6. If you’re drinking too many beers, here’s where the Stoic advice should come in handy. You’re not drinking too much because of weakness of will, you’re drinking too much because you’re suffering from a lack of wisdom. You think alcohol is the ultimate good in your life and it can really seem that way because it feels like a shortcut to tranquility. But really, the best way to tranquility is virtue. That means you should know what’s truly in your control and not in your control. Your choices are in your control but whether those choices yield actionable results is not truly in your control. You should also know that less alcohol means you can do more good for those around you. If you let alcohol be your only good in life, you’ll forget the true good you can do for others. Instead of staying home and drinking you can go to your daughter’s soccer game. That does so much more true good for you and your daughter than sitting at home drinking alone.
7. If you’re drinking too many beers, it could be because you’re avoiding something. You have social anxiety, you have depression, you might even have generalized anxiety. If any of these are the case, seek professional help. Psychological therapy can go a long way to helping you get over your issues, especially when a psychologist is helping you. You can also practice Stoicism. All our fears tend to be magnified because of our judgment that externals are bad. Try to help yourself get rid of the judgment that things external to you are bad and you might find that some of your fears dissipate.
8. Remember, you’re never a failure if you find yourself running back to the bottle.
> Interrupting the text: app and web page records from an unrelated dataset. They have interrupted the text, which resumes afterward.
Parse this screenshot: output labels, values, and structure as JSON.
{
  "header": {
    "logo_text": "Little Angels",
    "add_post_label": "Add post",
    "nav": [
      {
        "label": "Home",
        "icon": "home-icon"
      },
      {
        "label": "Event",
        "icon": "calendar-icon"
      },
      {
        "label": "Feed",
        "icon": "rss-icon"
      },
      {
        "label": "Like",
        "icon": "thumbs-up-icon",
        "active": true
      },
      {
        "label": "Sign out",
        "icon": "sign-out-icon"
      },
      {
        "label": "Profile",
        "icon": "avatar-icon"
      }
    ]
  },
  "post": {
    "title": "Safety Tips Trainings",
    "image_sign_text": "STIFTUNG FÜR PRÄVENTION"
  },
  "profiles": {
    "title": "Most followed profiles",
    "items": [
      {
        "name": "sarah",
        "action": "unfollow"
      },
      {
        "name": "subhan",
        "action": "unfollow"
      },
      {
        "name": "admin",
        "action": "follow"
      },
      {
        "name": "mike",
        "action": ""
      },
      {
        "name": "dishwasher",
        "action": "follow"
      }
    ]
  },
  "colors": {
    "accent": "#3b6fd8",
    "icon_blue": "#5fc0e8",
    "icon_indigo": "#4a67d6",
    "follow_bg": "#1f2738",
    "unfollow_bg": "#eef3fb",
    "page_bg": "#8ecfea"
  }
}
Don’t ever hate yourself. You’re mistakenly covering up for fear or depression by pursuing something you misjudge as a good way to dissolve those fears or depression. The best way though is through some kind of Cognitive Behavioral Therapy used by a sufficiently trained CBT Ph.D. Psychologist. And of course supplementing that with a life philosophy like Stoicism.
9. You are not an alcoholic. You may have a drinking problem but you are not defined by that problem. You are simply drinking beyond moderation. It’s interfering with your desire to pursue virtue. Don’t let it. Try to remember your last taste of what it was like to do good and do that thing. Do the good. Be the good. You can be a good person. But you are not an alcoholic. You just drink too much.
I hope this helps someone like it did me.